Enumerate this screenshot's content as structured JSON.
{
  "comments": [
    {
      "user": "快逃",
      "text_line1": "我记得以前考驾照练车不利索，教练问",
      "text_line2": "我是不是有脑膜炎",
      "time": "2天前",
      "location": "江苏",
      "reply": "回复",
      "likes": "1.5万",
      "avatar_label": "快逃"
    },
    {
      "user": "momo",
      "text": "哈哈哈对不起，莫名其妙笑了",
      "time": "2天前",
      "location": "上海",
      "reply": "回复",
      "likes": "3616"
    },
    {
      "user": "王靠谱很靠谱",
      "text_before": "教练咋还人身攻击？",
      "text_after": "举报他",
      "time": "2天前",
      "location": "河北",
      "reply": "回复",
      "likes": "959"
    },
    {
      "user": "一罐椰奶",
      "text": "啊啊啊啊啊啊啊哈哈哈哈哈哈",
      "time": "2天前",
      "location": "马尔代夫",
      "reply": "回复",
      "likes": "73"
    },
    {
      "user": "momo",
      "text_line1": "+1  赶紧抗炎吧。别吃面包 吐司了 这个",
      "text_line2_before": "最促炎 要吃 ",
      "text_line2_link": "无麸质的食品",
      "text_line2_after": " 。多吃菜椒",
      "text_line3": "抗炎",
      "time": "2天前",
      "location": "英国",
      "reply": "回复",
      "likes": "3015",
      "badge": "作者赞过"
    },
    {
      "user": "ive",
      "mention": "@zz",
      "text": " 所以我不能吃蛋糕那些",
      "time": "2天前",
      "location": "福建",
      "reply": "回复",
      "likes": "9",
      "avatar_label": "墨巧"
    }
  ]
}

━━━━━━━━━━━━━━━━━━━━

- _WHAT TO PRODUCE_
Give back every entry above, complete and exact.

- _YOUR RESPONSE_
Enumerate this screenshot's content as structured JSON.
{
  "comments": [
    {
      "user": "快逃",
      "text_line1": "我记得以前考驾照练车不利索，教练问",
      "text_line2": "我是不是有脑膜炎",
      "time": "2天前",
      "location": "江苏",
      "reply": "回复",
      "likes": "1.5万",
      "avatar_label": "快逃"
    },
    {
      "user": "momo",
      "text": "哈哈哈对不起，莫名其妙笑了",
      "time": "2天前",
      "location": "上海",
      "reply": "回复",
      "likes": "3616"
    },
    {
      "user": "王靠谱很靠谱",
      "text_before": "教练咋还人身攻击？",
      "text_after": "举报他",
      "time": "2天前",
      "location": "河北",
      "reply": "回复",
      "likes": "959"
    },
    {
      "user": "一罐椰奶",
      "text": "啊啊啊啊啊啊啊哈哈哈哈哈哈",
      "time": "2天前",
      "location": "马尔代夫",
      "reply": "回复",
      "likes": "73"
    },
    {
      "user": "momo",
      "text_line1": "+1  赶紧抗炎吧。别吃面包 吐司了 这个",
      "text_line2_before": "最促炎 要吃 ",
      "text_line2_link": "无麸质的食品",
      "text_line2_after": " 。多吃菜椒",
      "text_line3": "抗炎",
      "time": "2天前",
      "location": "英国",
      "reply": "回复",
      "likes": "3015",
      "badge": "作者赞过"
    },
    {
      "user": "ive",
      "mention": "@zz",
      "text": " 所以我不能吃蛋糕那些",
      "time": "2天前",
      "location": "福建",
      "reply": "回复",
      "likes": "9",
      "avatar_label": "墨巧"
    }
  ]
}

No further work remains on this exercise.